● **YOUR TASK**
Lines holding the word "GlycoNAVI" in the following material must be counted; give only the resulting number.

★ ★ ★ ★ ★ ★ ★

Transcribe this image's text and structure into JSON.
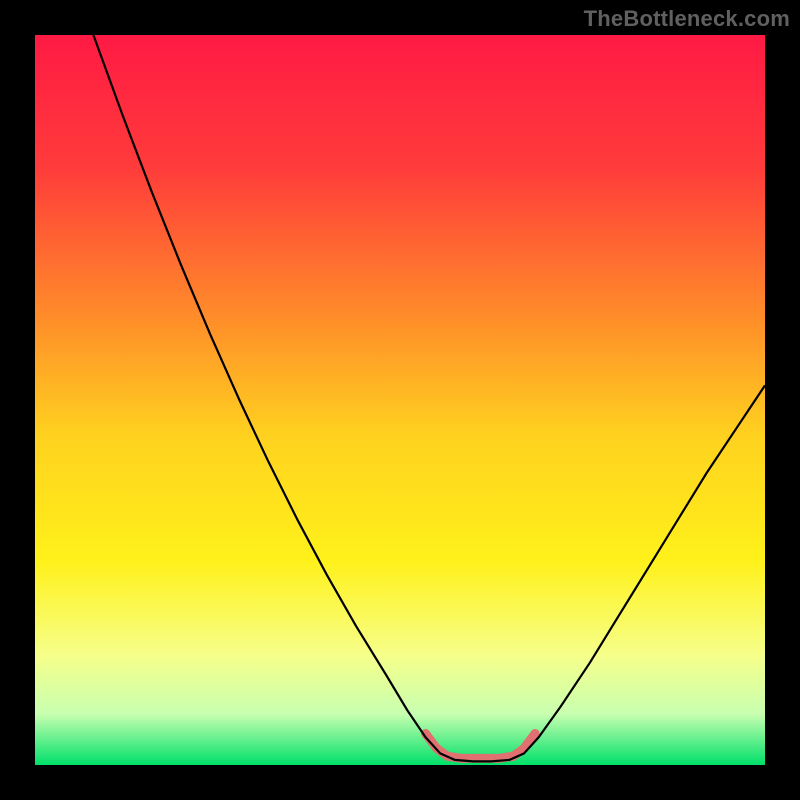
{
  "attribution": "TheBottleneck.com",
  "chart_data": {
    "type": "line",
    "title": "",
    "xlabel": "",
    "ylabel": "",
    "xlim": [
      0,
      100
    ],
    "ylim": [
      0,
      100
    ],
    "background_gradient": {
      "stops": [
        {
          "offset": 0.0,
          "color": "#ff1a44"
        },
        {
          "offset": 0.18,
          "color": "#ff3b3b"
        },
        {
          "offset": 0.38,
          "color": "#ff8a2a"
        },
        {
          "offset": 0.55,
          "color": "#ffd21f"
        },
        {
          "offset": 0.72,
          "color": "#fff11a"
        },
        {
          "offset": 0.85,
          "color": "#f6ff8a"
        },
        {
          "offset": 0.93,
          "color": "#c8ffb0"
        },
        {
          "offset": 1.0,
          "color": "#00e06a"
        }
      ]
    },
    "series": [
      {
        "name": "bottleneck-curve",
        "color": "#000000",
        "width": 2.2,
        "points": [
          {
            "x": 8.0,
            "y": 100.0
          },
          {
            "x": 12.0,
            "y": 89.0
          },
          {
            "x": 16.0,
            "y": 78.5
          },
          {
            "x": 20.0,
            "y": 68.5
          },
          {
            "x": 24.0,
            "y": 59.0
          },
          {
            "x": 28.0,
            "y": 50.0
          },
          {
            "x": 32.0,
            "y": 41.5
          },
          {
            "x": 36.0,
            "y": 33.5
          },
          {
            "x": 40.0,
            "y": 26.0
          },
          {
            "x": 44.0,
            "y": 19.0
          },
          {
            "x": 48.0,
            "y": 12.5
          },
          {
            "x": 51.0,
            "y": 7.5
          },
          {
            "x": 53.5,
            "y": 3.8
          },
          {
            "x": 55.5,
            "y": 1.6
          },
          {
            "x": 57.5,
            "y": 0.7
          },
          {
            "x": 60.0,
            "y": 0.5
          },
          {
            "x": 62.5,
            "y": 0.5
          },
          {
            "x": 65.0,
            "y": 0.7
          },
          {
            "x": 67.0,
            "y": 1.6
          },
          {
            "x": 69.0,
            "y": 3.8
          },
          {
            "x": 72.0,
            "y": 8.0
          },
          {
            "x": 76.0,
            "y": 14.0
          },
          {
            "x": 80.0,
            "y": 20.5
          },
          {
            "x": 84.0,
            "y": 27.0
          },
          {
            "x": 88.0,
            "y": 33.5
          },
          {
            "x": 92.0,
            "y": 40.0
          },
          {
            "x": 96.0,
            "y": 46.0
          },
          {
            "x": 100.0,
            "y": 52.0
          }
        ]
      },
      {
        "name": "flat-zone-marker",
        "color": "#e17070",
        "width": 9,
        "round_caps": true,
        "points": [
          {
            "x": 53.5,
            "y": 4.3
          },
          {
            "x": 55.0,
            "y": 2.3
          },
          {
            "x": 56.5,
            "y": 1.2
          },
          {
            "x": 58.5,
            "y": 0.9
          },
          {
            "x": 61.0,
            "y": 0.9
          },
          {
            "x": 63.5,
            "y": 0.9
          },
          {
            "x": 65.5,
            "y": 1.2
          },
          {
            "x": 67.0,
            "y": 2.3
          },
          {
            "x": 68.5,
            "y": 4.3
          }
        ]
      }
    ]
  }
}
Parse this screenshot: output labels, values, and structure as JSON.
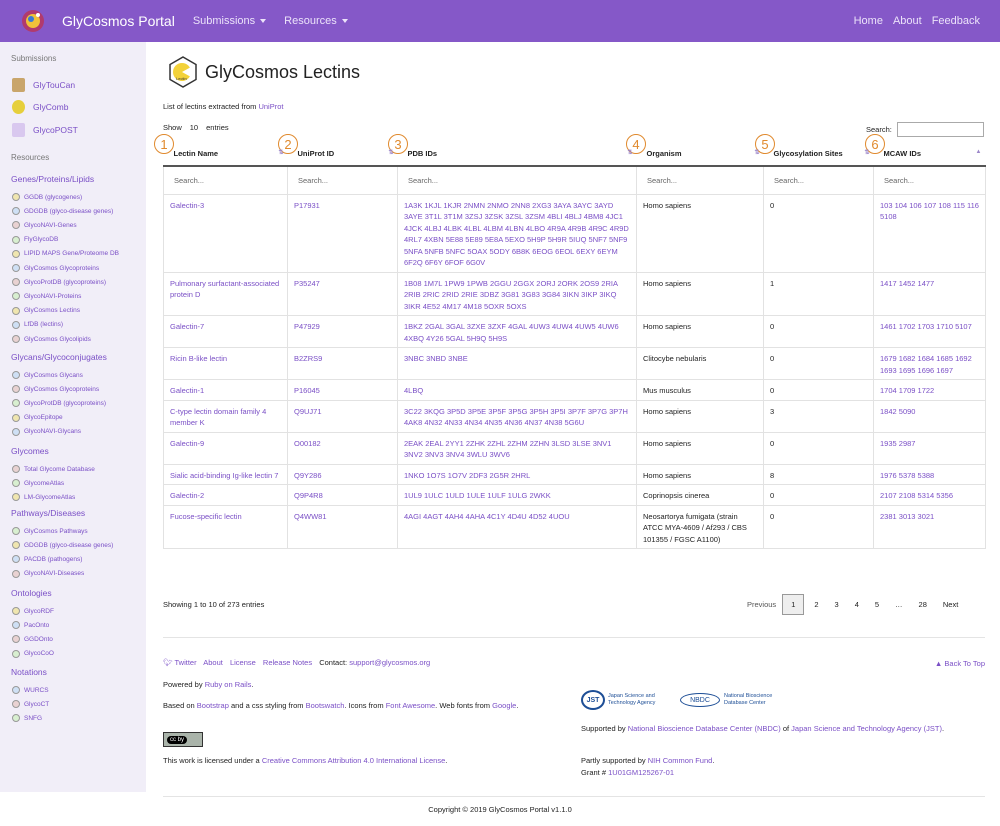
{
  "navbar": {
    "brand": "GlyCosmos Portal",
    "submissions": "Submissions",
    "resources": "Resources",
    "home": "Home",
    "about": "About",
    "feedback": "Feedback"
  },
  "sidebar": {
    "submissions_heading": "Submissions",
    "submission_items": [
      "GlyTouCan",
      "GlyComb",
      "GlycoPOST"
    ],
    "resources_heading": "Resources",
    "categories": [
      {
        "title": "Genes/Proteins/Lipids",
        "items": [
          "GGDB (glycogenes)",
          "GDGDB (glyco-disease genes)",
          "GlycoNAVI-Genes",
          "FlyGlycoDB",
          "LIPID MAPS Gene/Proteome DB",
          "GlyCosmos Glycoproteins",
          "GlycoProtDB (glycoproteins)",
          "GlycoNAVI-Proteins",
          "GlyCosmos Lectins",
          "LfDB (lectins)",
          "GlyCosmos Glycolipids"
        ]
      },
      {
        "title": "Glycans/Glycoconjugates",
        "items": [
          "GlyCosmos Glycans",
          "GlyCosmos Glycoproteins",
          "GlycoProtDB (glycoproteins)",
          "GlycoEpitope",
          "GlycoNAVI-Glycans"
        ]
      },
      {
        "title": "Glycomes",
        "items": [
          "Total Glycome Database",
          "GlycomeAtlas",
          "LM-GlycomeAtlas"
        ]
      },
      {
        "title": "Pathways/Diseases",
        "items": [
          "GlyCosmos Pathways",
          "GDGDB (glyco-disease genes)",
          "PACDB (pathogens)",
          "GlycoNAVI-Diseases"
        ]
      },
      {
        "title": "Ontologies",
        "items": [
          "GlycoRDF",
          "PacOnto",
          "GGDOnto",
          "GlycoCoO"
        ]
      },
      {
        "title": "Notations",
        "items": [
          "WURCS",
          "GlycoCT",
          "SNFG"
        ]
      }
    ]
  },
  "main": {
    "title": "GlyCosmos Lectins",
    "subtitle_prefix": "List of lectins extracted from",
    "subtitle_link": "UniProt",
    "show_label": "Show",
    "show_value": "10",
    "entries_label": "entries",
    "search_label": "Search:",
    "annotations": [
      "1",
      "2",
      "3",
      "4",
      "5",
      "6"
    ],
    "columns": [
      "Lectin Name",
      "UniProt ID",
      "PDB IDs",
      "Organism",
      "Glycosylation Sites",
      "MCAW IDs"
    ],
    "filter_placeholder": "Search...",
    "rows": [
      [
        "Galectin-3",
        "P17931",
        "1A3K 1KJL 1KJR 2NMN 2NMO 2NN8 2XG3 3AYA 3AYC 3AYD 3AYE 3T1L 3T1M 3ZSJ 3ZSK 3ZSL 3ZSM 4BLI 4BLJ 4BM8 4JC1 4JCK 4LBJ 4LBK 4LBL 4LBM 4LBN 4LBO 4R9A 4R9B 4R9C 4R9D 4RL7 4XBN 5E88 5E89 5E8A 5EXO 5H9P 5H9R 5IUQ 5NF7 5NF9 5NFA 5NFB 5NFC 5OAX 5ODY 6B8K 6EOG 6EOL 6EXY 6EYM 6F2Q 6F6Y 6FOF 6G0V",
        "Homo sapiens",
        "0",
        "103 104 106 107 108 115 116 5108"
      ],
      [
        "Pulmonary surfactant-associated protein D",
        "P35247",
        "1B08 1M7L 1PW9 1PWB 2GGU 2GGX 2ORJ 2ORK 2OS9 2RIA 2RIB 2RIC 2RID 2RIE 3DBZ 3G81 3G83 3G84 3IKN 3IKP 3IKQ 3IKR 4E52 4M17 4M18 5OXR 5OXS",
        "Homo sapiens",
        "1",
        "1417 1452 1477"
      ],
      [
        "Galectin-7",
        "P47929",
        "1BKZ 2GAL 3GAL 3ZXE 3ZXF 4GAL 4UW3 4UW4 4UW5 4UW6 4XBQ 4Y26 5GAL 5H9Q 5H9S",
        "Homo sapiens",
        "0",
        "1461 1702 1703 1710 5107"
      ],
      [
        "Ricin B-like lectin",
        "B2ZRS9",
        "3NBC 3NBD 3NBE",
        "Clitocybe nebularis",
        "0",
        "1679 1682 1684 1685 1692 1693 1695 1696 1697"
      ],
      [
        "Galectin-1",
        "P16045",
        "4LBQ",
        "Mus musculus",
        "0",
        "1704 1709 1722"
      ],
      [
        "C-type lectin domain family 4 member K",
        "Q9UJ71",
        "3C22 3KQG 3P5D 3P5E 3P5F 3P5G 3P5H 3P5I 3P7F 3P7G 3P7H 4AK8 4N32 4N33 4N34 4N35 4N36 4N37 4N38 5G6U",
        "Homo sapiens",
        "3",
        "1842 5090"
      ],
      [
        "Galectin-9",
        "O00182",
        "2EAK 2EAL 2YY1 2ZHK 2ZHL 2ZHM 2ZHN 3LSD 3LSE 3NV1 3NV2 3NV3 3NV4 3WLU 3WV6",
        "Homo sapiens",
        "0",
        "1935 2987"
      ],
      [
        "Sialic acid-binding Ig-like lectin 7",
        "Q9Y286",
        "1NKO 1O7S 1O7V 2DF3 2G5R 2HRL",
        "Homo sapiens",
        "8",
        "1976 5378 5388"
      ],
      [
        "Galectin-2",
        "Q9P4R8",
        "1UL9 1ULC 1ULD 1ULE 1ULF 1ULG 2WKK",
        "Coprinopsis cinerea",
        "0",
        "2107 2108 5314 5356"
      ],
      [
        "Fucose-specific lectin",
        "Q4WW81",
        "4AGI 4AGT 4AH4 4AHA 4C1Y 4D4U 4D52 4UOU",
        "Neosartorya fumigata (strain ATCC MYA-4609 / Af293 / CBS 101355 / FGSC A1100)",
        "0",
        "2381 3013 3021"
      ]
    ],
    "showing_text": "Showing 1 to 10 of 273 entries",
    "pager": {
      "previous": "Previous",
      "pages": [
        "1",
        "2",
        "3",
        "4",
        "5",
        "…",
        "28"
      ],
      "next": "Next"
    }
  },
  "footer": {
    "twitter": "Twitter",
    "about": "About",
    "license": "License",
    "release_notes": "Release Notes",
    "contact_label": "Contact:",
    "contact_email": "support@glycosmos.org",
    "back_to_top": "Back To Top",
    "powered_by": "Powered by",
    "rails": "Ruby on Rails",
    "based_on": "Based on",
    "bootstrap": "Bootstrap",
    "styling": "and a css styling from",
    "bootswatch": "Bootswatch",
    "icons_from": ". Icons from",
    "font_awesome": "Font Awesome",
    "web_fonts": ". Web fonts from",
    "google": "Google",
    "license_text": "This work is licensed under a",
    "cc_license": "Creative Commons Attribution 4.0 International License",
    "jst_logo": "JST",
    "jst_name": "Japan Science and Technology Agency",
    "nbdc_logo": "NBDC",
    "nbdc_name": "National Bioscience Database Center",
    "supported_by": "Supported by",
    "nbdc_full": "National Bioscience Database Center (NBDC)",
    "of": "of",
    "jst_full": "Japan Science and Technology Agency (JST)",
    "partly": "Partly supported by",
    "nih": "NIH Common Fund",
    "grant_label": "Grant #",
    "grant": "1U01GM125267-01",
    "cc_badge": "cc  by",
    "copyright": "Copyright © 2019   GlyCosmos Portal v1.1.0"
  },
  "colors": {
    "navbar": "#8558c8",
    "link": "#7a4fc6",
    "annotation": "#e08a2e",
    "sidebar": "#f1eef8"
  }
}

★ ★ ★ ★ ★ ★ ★

● **WRITTEN ANSWER**
4